== Segment start ==

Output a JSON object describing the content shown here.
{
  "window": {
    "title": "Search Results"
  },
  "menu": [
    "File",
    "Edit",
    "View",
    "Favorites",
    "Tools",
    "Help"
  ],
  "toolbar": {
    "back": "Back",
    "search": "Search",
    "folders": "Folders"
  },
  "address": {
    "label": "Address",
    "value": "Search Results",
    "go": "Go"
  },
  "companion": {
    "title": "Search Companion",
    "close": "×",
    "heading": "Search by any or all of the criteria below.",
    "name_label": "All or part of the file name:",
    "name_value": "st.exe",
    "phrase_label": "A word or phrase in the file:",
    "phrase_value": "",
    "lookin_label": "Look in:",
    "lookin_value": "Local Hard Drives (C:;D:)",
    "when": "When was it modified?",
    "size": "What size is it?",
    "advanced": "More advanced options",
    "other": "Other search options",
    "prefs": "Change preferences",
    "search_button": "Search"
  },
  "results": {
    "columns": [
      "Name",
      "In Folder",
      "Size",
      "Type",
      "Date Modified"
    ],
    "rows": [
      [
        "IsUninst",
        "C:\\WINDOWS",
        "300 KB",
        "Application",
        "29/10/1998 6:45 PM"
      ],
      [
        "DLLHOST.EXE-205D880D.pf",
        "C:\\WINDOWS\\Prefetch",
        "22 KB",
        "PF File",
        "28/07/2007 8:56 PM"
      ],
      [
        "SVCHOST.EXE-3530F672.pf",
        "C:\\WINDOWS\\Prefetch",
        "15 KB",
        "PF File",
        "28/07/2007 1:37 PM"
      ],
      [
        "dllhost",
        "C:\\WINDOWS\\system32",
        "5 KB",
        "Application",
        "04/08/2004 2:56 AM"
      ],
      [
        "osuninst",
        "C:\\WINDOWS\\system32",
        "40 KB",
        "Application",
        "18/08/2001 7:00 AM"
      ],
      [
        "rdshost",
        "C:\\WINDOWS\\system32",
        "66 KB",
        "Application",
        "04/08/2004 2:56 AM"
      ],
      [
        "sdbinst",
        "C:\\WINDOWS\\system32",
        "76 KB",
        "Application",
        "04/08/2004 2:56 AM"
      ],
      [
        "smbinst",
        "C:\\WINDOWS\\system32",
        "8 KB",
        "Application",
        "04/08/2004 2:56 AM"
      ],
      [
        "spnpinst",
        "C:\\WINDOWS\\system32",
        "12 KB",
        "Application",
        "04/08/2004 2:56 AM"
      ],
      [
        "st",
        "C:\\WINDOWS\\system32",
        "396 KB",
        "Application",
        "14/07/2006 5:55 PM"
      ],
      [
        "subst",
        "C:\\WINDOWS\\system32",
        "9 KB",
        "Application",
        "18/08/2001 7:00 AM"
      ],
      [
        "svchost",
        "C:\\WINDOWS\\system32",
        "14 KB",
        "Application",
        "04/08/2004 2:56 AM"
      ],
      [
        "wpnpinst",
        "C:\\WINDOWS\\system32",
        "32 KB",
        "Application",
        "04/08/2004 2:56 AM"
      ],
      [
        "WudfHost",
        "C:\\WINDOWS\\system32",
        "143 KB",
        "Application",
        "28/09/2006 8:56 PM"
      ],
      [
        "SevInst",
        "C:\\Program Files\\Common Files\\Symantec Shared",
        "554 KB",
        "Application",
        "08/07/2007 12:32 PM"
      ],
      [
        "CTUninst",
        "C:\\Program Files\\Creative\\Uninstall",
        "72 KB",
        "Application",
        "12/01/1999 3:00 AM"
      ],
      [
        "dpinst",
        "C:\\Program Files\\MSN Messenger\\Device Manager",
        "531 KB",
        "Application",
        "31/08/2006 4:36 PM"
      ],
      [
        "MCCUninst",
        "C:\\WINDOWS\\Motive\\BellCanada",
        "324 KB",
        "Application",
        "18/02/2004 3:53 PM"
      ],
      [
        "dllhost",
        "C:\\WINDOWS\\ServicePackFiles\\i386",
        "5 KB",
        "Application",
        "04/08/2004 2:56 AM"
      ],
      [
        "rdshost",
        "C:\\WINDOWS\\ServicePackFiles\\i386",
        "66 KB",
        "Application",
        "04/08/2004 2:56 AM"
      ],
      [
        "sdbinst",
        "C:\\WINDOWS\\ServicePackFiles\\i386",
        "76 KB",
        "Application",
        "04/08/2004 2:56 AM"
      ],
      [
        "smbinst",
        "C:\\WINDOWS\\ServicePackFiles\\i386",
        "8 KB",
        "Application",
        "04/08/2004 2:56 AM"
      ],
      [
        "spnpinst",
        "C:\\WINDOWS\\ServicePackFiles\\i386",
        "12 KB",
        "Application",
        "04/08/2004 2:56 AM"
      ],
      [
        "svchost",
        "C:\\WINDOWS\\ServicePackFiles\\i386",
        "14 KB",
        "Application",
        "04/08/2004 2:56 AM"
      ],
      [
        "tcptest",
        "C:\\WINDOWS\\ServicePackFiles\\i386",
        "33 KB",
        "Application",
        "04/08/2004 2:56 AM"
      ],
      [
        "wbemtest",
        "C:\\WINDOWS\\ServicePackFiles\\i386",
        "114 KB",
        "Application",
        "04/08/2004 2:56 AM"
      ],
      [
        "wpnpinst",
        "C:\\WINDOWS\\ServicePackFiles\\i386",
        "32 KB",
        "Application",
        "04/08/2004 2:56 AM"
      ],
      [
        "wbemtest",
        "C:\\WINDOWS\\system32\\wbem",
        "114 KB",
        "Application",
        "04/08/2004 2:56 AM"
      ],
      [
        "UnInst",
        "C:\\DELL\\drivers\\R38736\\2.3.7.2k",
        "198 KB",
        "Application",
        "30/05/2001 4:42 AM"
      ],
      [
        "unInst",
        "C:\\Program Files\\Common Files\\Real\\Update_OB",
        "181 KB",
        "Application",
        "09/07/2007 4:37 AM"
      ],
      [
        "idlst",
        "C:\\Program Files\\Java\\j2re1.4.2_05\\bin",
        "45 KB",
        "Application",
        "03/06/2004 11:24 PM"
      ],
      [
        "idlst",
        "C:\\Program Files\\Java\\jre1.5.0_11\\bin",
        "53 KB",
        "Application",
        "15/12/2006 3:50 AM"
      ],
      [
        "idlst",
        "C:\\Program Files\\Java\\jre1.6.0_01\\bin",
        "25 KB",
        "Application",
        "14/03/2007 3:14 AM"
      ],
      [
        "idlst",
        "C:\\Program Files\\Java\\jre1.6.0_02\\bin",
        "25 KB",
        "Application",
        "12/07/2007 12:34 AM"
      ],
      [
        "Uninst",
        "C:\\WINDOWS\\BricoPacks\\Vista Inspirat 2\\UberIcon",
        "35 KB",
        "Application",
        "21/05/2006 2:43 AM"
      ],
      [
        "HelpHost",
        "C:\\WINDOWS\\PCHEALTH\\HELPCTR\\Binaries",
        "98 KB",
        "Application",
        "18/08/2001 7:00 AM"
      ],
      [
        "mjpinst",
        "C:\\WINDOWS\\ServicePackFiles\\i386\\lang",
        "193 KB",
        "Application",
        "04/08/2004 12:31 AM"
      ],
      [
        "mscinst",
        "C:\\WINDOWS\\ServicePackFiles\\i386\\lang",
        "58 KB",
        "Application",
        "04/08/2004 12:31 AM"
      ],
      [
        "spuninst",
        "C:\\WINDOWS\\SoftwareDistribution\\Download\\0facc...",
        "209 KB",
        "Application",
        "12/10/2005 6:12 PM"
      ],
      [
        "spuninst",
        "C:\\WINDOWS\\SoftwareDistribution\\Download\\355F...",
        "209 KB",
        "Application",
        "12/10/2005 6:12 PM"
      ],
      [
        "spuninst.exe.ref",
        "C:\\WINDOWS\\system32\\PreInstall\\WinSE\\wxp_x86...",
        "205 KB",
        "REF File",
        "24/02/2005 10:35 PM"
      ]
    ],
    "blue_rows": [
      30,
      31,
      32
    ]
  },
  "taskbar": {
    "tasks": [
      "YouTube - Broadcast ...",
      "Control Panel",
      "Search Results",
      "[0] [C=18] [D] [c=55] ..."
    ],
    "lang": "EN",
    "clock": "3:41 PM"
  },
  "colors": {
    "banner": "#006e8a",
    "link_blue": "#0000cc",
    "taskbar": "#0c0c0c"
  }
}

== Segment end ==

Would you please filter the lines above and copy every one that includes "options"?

(Result of the exercise)
    "advanced": "More advanced options",
    "other": "Other search options",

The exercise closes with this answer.